**What is required**
The answer must consist of every line below that holds the word "about".

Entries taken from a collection
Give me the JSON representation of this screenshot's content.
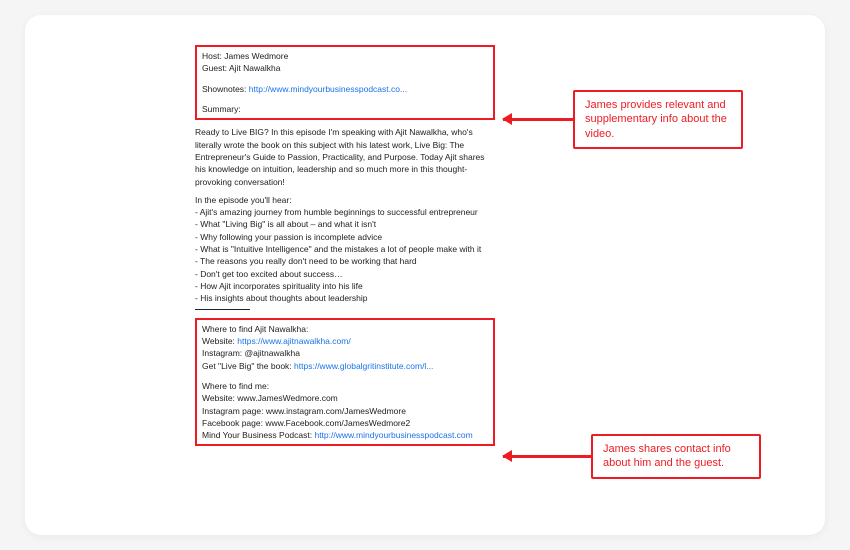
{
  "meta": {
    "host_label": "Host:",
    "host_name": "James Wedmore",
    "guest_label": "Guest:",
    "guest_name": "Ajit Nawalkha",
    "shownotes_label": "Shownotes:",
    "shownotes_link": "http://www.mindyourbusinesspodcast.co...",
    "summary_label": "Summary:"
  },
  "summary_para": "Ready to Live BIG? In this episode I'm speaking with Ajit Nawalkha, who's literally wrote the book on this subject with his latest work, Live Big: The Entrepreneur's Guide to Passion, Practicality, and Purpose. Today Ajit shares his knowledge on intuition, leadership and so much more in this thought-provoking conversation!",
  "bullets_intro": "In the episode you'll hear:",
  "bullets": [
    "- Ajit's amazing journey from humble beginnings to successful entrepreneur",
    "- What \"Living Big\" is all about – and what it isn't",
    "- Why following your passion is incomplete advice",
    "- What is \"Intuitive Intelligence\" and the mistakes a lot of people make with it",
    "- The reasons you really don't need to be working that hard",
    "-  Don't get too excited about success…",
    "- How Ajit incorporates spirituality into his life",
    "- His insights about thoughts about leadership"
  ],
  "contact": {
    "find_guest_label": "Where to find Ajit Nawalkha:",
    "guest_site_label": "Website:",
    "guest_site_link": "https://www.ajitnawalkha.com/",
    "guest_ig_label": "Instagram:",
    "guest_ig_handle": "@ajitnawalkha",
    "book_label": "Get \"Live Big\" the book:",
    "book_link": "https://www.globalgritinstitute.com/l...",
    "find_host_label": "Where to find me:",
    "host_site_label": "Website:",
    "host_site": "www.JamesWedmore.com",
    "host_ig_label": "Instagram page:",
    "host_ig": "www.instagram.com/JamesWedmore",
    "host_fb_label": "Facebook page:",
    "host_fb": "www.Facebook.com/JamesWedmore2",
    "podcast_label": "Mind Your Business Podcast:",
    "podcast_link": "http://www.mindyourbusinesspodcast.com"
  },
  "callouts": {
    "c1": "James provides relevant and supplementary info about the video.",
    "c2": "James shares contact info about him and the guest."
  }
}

**Task answer**
    "- What \"Living Big\" is all about – and what it isn't",
    "-  Don't get too excited about success…",
    "- His insights about thoughts about leadership"
    "c1": "James provides relevant and supplementary info about the video.",
    "c2": "James shares contact info about him and the guest."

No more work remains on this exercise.